WHAT TO DO. Only the text of the records belongs in the answer; the pictures must be dropped.

App and web page records
· · ·

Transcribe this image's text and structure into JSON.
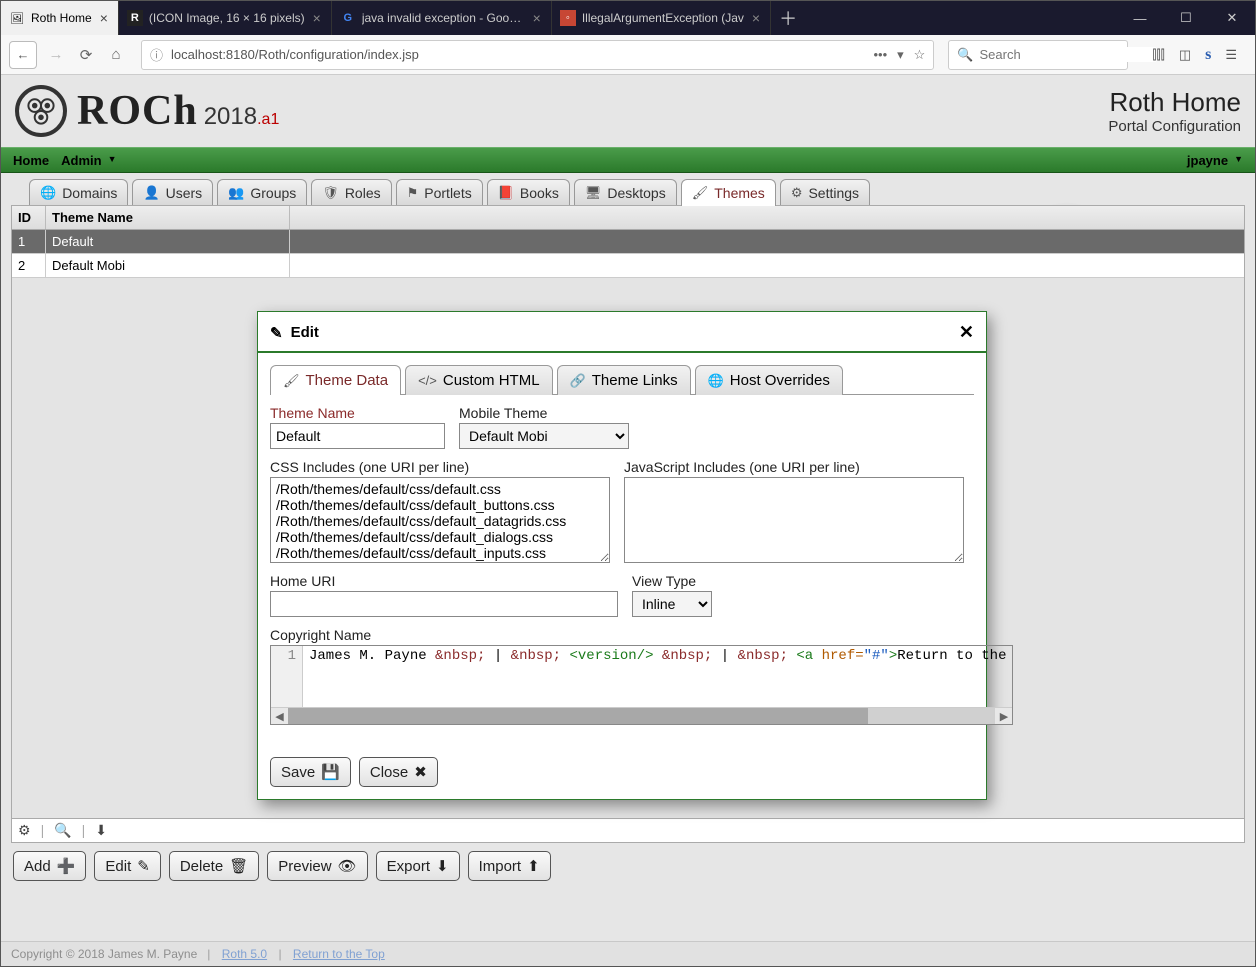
{
  "browser": {
    "tabs": [
      {
        "title": "Roth Home",
        "active": true
      },
      {
        "title": "(ICON Image, 16 × 16 pixels)",
        "active": false
      },
      {
        "title": "java invalid exception - Google",
        "active": false
      },
      {
        "title": "IllegalArgumentException (Jav",
        "active": false
      }
    ],
    "url": "localhost:8180/Roth/configuration/index.jsp",
    "search_placeholder": "Search"
  },
  "header": {
    "logo_text": "ROCh",
    "year": "2018",
    "suffix": ".a1",
    "title": "Roth Home",
    "subtitle": "Portal Configuration"
  },
  "menubar": {
    "home": "Home",
    "admin": "Admin",
    "user": "jpayne"
  },
  "main_tabs": [
    {
      "key": "domains",
      "label": "Domains",
      "icon": "🌐"
    },
    {
      "key": "users",
      "label": "Users",
      "icon": "👤"
    },
    {
      "key": "groups",
      "label": "Groups",
      "icon": "👥"
    },
    {
      "key": "roles",
      "label": "Roles",
      "icon": "🛡"
    },
    {
      "key": "portlets",
      "label": "Portlets",
      "icon": "⚑"
    },
    {
      "key": "books",
      "label": "Books",
      "icon": "📕"
    },
    {
      "key": "desktops",
      "label": "Desktops",
      "icon": "🖥"
    },
    {
      "key": "themes",
      "label": "Themes",
      "icon": "🖌",
      "active": true
    },
    {
      "key": "settings",
      "label": "Settings",
      "icon": "⚙"
    }
  ],
  "grid": {
    "headers": {
      "id": "ID",
      "name": "Theme Name"
    },
    "rows": [
      {
        "id": "1",
        "name": "Default",
        "selected": true
      },
      {
        "id": "2",
        "name": "Default Mobi",
        "selected": false
      }
    ]
  },
  "actions": {
    "add": "Add",
    "edit": "Edit",
    "delete": "Delete",
    "preview": "Preview",
    "export": "Export",
    "import": "Import"
  },
  "footer": {
    "copyright": "Copyright © 2018 James M. Payne",
    "link1": "Roth 5.0",
    "link2": "Return to the Top"
  },
  "dialog": {
    "title": "Edit",
    "tabs": [
      {
        "label": "Theme Data",
        "icon": "🖌",
        "active": true
      },
      {
        "label": "Custom HTML",
        "icon": "</>"
      },
      {
        "label": "Theme Links",
        "icon": "🔗"
      },
      {
        "label": "Host Overrides",
        "icon": "🌐"
      }
    ],
    "labels": {
      "theme_name": "Theme Name",
      "mobile_theme": "Mobile Theme",
      "css_includes": "CSS Includes (one URI per line)",
      "js_includes": "JavaScript Includes (one URI per line)",
      "home_uri": "Home URI",
      "view_type": "View Type",
      "copyright_name": "Copyright Name"
    },
    "values": {
      "theme_name": "Default",
      "mobile_theme": "Default Mobi",
      "css_includes": "/Roth/themes/default/css/default.css\n/Roth/themes/default/css/default_buttons.css\n/Roth/themes/default/css/default_datagrids.css\n/Roth/themes/default/css/default_dialogs.css\n/Roth/themes/default/css/default_inputs.css",
      "js_includes": "",
      "home_uri": "",
      "view_type": "Inline",
      "copyright_tokens": {
        "t1": "James M. Payne ",
        "e1": "&nbsp;",
        "t2": " | ",
        "e2": "&nbsp;",
        "t3": " ",
        "tag1": "<version/>",
        "t4": " ",
        "e3": "&nbsp;",
        "t5": " | ",
        "e4": "&nbsp;",
        "t6": " ",
        "tag2a": "<a ",
        "attr": "href=",
        "str": "\"#\"",
        "tag2b": ">",
        "t7": "Return to the"
      },
      "gutter": "1"
    },
    "buttons": {
      "save": "Save",
      "close": "Close"
    }
  }
}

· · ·

RESPONSE AREA.
Transcribe this image's text and structure into JSON.
{
  "browser": {
    "tabs": [
      {
        "title": "Roth Home",
        "active": true
      },
      {
        "title": "(ICON Image, 16 × 16 pixels)",
        "active": false
      },
      {
        "title": "java invalid exception - Google",
        "active": false
      },
      {
        "title": "IllegalArgumentException (Jav",
        "active": false
      }
    ],
    "url": "localhost:8180/Roth/configuration/index.jsp",
    "search_placeholder": "Search"
  },
  "header": {
    "logo_text": "ROCh",
    "year": "2018",
    "suffix": ".a1",
    "title": "Roth Home",
    "subtitle": "Portal Configuration"
  },
  "menubar": {
    "home": "Home",
    "admin": "Admin",
    "user": "jpayne"
  },
  "main_tabs": [
    {
      "key": "domains",
      "label": "Domains",
      "icon": "🌐"
    },
    {
      "key": "users",
      "label": "Users",
      "icon": "👤"
    },
    {
      "key": "groups",
      "label": "Groups",
      "icon": "👥"
    },
    {
      "key": "roles",
      "label": "Roles",
      "icon": "🛡"
    },
    {
      "key": "portlets",
      "label": "Portlets",
      "icon": "⚑"
    },
    {
      "key": "books",
      "label": "Books",
      "icon": "📕"
    },
    {
      "key": "desktops",
      "label": "Desktops",
      "icon": "🖥"
    },
    {
      "key": "themes",
      "label": "Themes",
      "icon": "🖌",
      "active": true
    },
    {
      "key": "settings",
      "label": "Settings",
      "icon": "⚙"
    }
  ],
  "grid": {
    "headers": {
      "id": "ID",
      "name": "Theme Name"
    },
    "rows": [
      {
        "id": "1",
        "name": "Default",
        "selected": true
      },
      {
        "id": "2",
        "name": "Default Mobi",
        "selected": false
      }
    ]
  },
  "actions": {
    "add": "Add",
    "edit": "Edit",
    "delete": "Delete",
    "preview": "Preview",
    "export": "Export",
    "import": "Import"
  },
  "footer": {
    "copyright": "Copyright © 2018 James M. Payne",
    "link1": "Roth 5.0",
    "link2": "Return to the Top"
  },
  "dialog": {
    "title": "Edit",
    "tabs": [
      {
        "label": "Theme Data",
        "icon": "🖌",
        "active": true
      },
      {
        "label": "Custom HTML",
        "icon": "</>"
      },
      {
        "label": "Theme Links",
        "icon": "🔗"
      },
      {
        "label": "Host Overrides",
        "icon": "🌐"
      }
    ],
    "labels": {
      "theme_name": "Theme Name",
      "mobile_theme": "Mobile Theme",
      "css_includes": "CSS Includes (one URI per line)",
      "js_includes": "JavaScript Includes (one URI per line)",
      "home_uri": "Home URI",
      "view_type": "View Type",
      "copyright_name": "Copyright Name"
    },
    "values": {
      "theme_name": "Default",
      "mobile_theme": "Default Mobi",
      "css_includes": "/Roth/themes/default/css/default.css\n/Roth/themes/default/css/default_buttons.css\n/Roth/themes/default/css/default_datagrids.css\n/Roth/themes/default/css/default_dialogs.css\n/Roth/themes/default/css/default_inputs.css",
      "js_includes": "",
      "home_uri": "",
      "view_type": "Inline",
      "copyright_tokens": {
        "t1": "James M. Payne ",
        "e1": "&nbsp;",
        "t2": " | ",
        "e2": "&nbsp;",
        "t3": " ",
        "tag1": "<version/>",
        "t4": " ",
        "e3": "&nbsp;",
        "t5": " | ",
        "e4": "&nbsp;",
        "t6": " ",
        "tag2a": "<a ",
        "attr": "href=",
        "str": "\"#\"",
        "tag2b": ">",
        "t7": "Return to the"
      },
      "gutter": "1"
    },
    "buttons": {
      "save": "Save",
      "close": "Close"
    }
  }
}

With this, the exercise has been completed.